In an update on Monday, ConocoPhillips Skandinavia informed that it has submitted – as the operator of the Greater Ekofisk Area together with its license partners – a PDO for the Eldfisk North project to the Norwegian Ministry of Petroleum and Energy.
Steinar Våge, ConocoPhillips President Europe, Middle East and North Africa, commented: “We are pleased to achieve yet another development milestone in the Greater Ekofisk Area. The Eldfisk North project will utilize spare processing and transportation capacity in existing infrastructure, reduce overall greenhouse gas emissions intensity and increase resource recovery and value creation in the Eldfisk field.”
The project is targeting additional resources in the Eldfisk field and the development concept entails a three-by-six slot subsea production system (SPS) with 14 wells, where nine are producers and five are water injectors. Based on ConocoPhillips’ statement, Eldfisk North will be tied back to the Eldfisk Complex in the North Sea, while the resource potential of this project is estimated to be in the range of 50-90 million barrels oil equivalent. The energy giant also added that the new greenfield facilities will be located about seven kilometres north of the Eldfisk Complex.

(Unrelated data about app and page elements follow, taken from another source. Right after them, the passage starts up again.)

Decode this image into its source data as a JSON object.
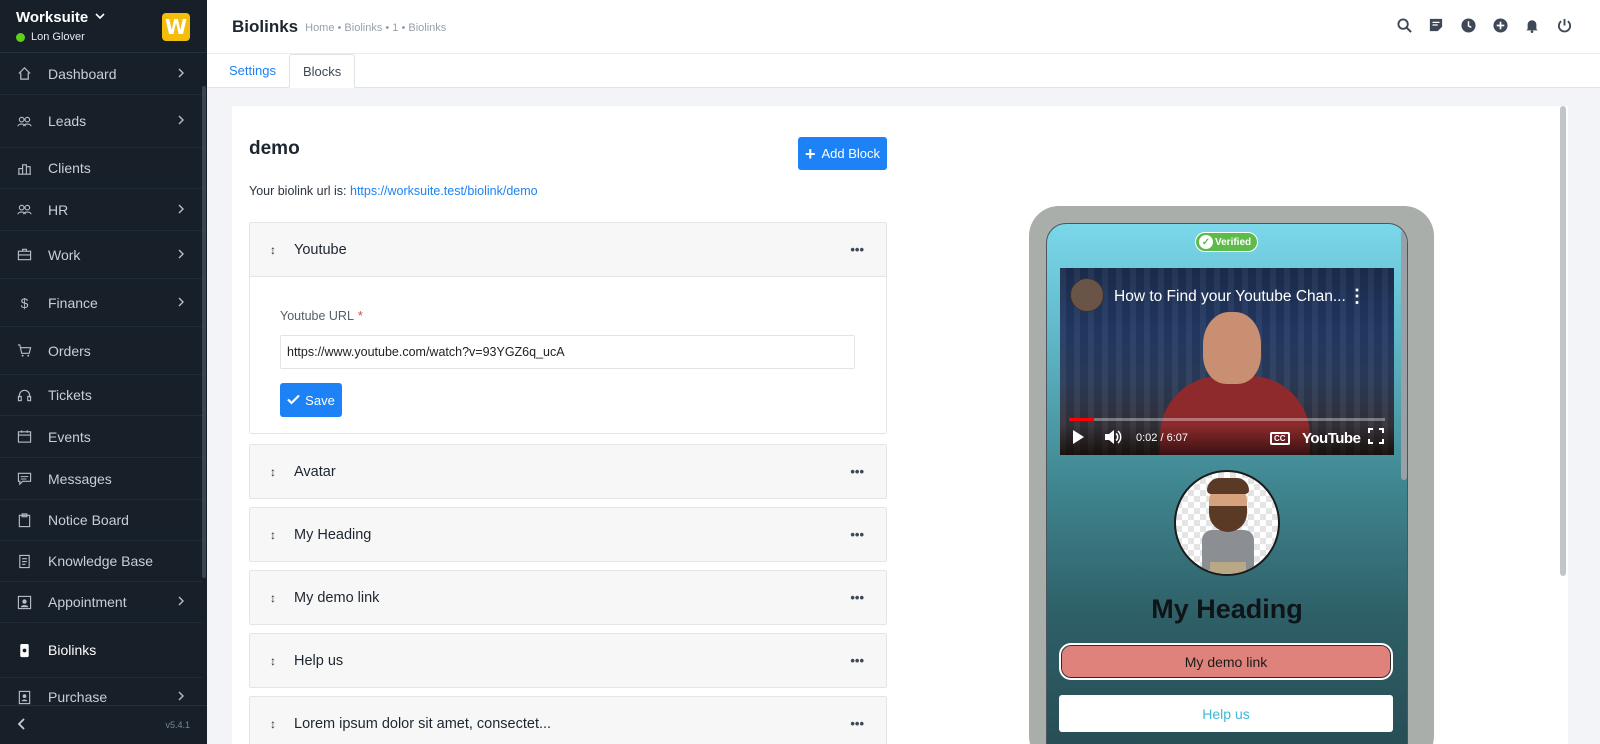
{
  "app": {
    "name": "Worksuite",
    "user": "Lon Glover",
    "logo_letter": "W",
    "version": "v5.4.1"
  },
  "sidebar": {
    "items": [
      {
        "label": "Dashboard",
        "icon": "home-icon",
        "chevron": true
      },
      {
        "label": "Leads",
        "icon": "users-icon",
        "chevron": true
      },
      {
        "label": "Clients",
        "icon": "building-icon",
        "chevron": false
      },
      {
        "label": "HR",
        "icon": "people-icon",
        "chevron": true
      },
      {
        "label": "Work",
        "icon": "briefcase-icon",
        "chevron": true
      },
      {
        "label": "Finance",
        "icon": "dollar-icon",
        "chevron": true
      },
      {
        "label": "Orders",
        "icon": "cart-icon",
        "chevron": false
      },
      {
        "label": "Tickets",
        "icon": "headset-icon",
        "chevron": false
      },
      {
        "label": "Events",
        "icon": "calendar-icon",
        "chevron": false
      },
      {
        "label": "Messages",
        "icon": "chat-icon",
        "chevron": false
      },
      {
        "label": "Notice Board",
        "icon": "clipboard-icon",
        "chevron": false
      },
      {
        "label": "Knowledge Base",
        "icon": "book-icon",
        "chevron": false
      },
      {
        "label": "Appointment",
        "icon": "calendar-person-icon",
        "chevron": true
      },
      {
        "label": "Biolinks",
        "icon": "phone-icon",
        "chevron": false,
        "active": true
      },
      {
        "label": "Purchase",
        "icon": "receipt-icon",
        "chevron": true
      }
    ]
  },
  "header": {
    "title": "Biolinks",
    "breadcrumb": "Home • Biolinks • 1 • Biolinks",
    "icons": [
      "search-icon",
      "sticky-note-icon",
      "clock-icon",
      "plus-circle-icon",
      "bell-icon",
      "power-icon"
    ]
  },
  "tabs": [
    {
      "label": "Settings",
      "active": false
    },
    {
      "label": "Blocks",
      "active": true
    }
  ],
  "main": {
    "title": "demo",
    "add_block_label": "Add Block",
    "url_prefix": "Your biolink url is:",
    "url": "https://worksuite.test/biolink/demo",
    "youtube_block": {
      "name": "Youtube",
      "field_label": "Youtube URL",
      "required_mark": "*",
      "field_value": "https://www.youtube.com/watch?v=93YGZ6q_ucA",
      "save_label": "Save"
    },
    "blocks": [
      {
        "name": "Avatar"
      },
      {
        "name": "My Heading"
      },
      {
        "name": "My demo link"
      },
      {
        "name": "Help us"
      },
      {
        "name": "Lorem ipsum dolor sit amet, consectet..."
      }
    ],
    "more_glyph": "•••",
    "drag_glyph": "↕"
  },
  "preview": {
    "verified_label": "Verified",
    "video": {
      "title": "How to Find your Youtube Chan...",
      "time": "0:02 / 6:07",
      "brand": "YouTube",
      "cc": "CC",
      "progress": 0.08
    },
    "heading": "My Heading",
    "link_demo": "My demo link",
    "link_help": "Help us"
  },
  "colors": {
    "accent": "#1d82f5",
    "sidebar_bg": "#171f29",
    "logo": "#f5bd0b",
    "online": "#5ed01b",
    "verified": "#5dbb49",
    "demo_link_bg": "#e0827c"
  }
}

Furthermore, the company explained that the total capital investment associated with the Eldfisk North project is estimated to be approximately NOK 10.5 billion or $1.2 billion. The first production is expected in 2024 and the project’s greenhouse gas emissions intensity is estimated at seven kg CO2 per barrel oil equivalent.
Moreover, ConocoPhillips stated that contracts awarded for the project are estimated to generate approximately 4,000-4,500 jobs, while more than 80 per cent of the contracts’ value for both development and operations phases will go to Norwegian businesses.
In a separate statement on Monday, the Ministry of Petroleum and Energy confirmed that ConocoPhillips and its partners in Eldfisk had submitted the PDO to the country’s Minister of Petroleum and Energy, Terje Aasland.
Commenting on this, Aasland, remarked: “This is the first plan for development and operation I get as Minister of Petroleum and Energy, which is exciting. This helps to confirm the importance of the NCS and shows that the players want to further develop the projects they are already involved in. And this underlines the government’s ambition that we should develop, not wind down, the petroleum sector.”
According to ConocoPhillips, Eldfisk, which is located in block 2/7, about 16 kilometres south of Ekofisk, is the second-largest of three producing fields in the Greater Ekofisk Area and one of the largest on the Norwegian continental shelf. Discovered in 1970, the Eldfisk field’s original plan for development and operation was approved in 1975 while a new PDO was approved for the Eldfisk II redevelopment project in 2011.
The Greater Ekofisk Area consists of three producing fields – Ekofisk, Eldfisk, and Embla – and the production from these fields is transported via the Ekofisk Complex to the receiving terminals in Emden, Germany (gas) and Teesside, UK (oil).
ConocoPhillips Skandinavia is the operator for the Eldfisk field in PL O18 with an ownership interest of 35.11 per cent, while its license partners are TotalEnergies EP Norge with 39.9 per cent, Vår Energi with 12.39 per cent, Equinor Energy with 7.6 per cent and Petoro with the remaining 5 per cent interest.
“If this had been an industrial project on land, we would have referred to it as a giga project,” added Aasland.